It's shocking but few will be shocked - we're so used to it. And the very people doing the wrecking are enjoying not only index-linked pensions but also fat bonuses.
TELEGRAPH Business Comment 9.4.08
When our devious ministers inhale their own exhaust
By Jeff Randall
Is business getting tougher? Are you feeling the pinch? Yes, I thought so. Most of us are. Taxes are up, energy bills are rising, likewise food costs. Travelling to work, whether by car or train, has never been more expensive. And for those planning a holiday in Europe, brace yourself for a shock: the pound's purchasing power is deflating like a punctured Lilo.
If you were hoping to ease over-stretched budgets by taking out a bigger mortgage, it's probably too late. House prices are suffering their steepest decline since the property market fell apart in September 1992. Not only is the value of your collateral shrinking, so is the willingness of banks to offer new deals. The days of 100pc mortgages are over.
Most lenders are asking for deposits of 5pc. Some, including Alliance & Leicester, Britannia and Cheltenham & Gloucester, insist on 10pc. A few are demanding 20pc. Much more of this and mortgage applicants will need to hand over their children as security.
If you thought the credit crunch was an arcane problem exclusive to derivatives dealers, it's time to set the alarm clock. All over the United Kingdom, households are waking up to a financial gale.
As the skies darken, it would be nice to think that the Government was doing its best to mitigate looming damage.

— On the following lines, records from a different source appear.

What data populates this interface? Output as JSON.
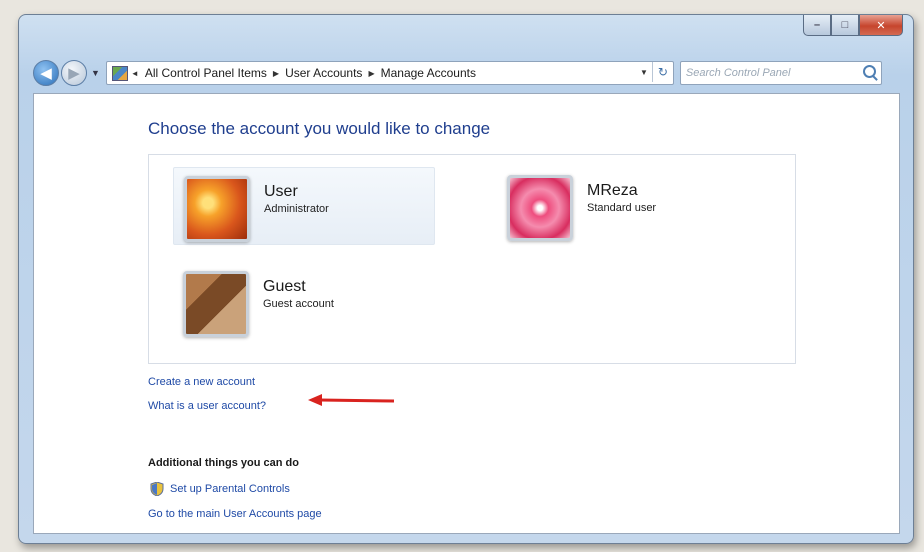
{
  "window": {
    "caption_min": "–",
    "caption_max": "□",
    "caption_close": "✕"
  },
  "navbar": {
    "back_glyph": "◀",
    "forward_glyph": "▶",
    "breadcrumbs": [
      "All Control Panel Items",
      "User Accounts",
      "Manage Accounts"
    ],
    "refresh_glyph": "↻",
    "search_placeholder": "Search Control Panel"
  },
  "main": {
    "heading": "Choose the account you would like to change",
    "accounts": [
      {
        "name": "User",
        "role": "Administrator",
        "picture": "flower"
      },
      {
        "name": "MReza",
        "role": "Standard user",
        "picture": "star"
      },
      {
        "name": "Guest",
        "role": "Guest account",
        "picture": "briefcase"
      }
    ],
    "links": {
      "create_account": "Create a new account",
      "what_is_account": "What is a user account?"
    },
    "additional": {
      "title": "Additional things you can do",
      "parental_controls": "Set up Parental Controls",
      "main_page": "Go to the main User Accounts page"
    }
  },
  "colors": {
    "link": "#1f4aa6",
    "heading": "#1f3e8e",
    "annotation_arrow": "#d9231f"
  }
}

It would be comforting to believe that the country's economic storm shelters were in good shape.
Unfortunately, those in charge have left the windows open and the shutters up. At a time when the country needs competent management, the Prime Minister is presiding over unimaginable state-sponsored profligacy.
The scale of lost resources is set out in impressive, albeit depressing, detail by David Craig in his latest book, Squandered - How Gordon Brown is wasting over one trillion pounds of our money*.
Craig is a former management consultant whose previous work, Plundering the Public Sector, lifted the lid on the way private-sector consultants get their teeth into publicly funded projects and suck out billions in fees. His thesis was that Blair's and Brown's New Labour had been "taken in" by greedy, self-serving consultants who bamboozle civil servants with techno-speak.
Though harsh on Labour's gullibility, Plundering, published in 2006, stopped short of accusing Downing Street's most senior residents of defrauding the country.
Their crime, as such, was to allow consultancy parasites to drain about £70bn from public services for precious little in return.
"The disaster is not the result of some kind of conspiracy," Craig concluded. "Behind closed doors, New Labour politicians are probably as uncomprehending and disappointed at what has happened as anyone else."
In Squandered, the author's analysis has moved on. There is no doubt over who's to blame for the mess we are in. Brown is not a victim; he is the culprit.
Not only has money been blown on an eye-popping scale, the Government operates a relentless programme of deception to cover up blunders.
Department by department, Craig unpicks Labour's hoopla to reveal what happens when devious ministers inhale their own exhaust. Readers with heart problems, high blood pressure or a susceptibility to violent headaches should think twice before dipping in to this book. The facts are infuriating.
In 10 years, Labour has spent about £1trillion - that's £1,000,000,000,000 - more than would have been the case, inflation adjusted, if government spending had been held at 1997-98 levels. That's about £50,000 for every household. Education has received an extra £185bn, health an additional £269bn and welfare, ie, social security benefits, £343bn more.
And what do we have to show for it? A state-school system that is so poor, there is a stampede into private education, and our best universities are being bullied by Ed Balls and his henchmen to abandon the quest for excellence in order to accommodate pupils from under-performing comprehensives.
Russell Group universities - Oxbridge, Bristol, Edinburgh, Nottingham, Warwick and 14 other elite institutions - spend fortunes trawling the country in search of state-educated youngsters and yet remain under intense pressure to debase standards in order to meet Government entry "targets".
In a 2007 poll of 3,000 doctors, more than 70pc did not believe the extra money for the NHS had been well spent and the same percentage felt there had been no meaningful improvement in care. The fact that 55pc of senior doctors have medical insurance tells us that even insiders want out.
Brown likes to boast about economic growth and rising employment, so why in 2007-08 is the Government doling out £156bn to 30m recipients in 40 types of social security payments and tax credits? That's nearly five times the defence budget. Benefits are gobbling up about 30pc of state spending. This is not an accident, it's how Labour has expensively purchased a client class.
Our Armed Forces are betrayed, private pensions are plundered, violent crimes are rising, quangos proliferate, immigration is out of control and Britain will receive less back per capita from the European Union's 2007-13 budget than any other member. Read this book and prepare to weep.
* Squandered - How Gordon Brown is wasting over one trillion pounds of our money, by David Craig. Publisher: Constable. Price: £8.99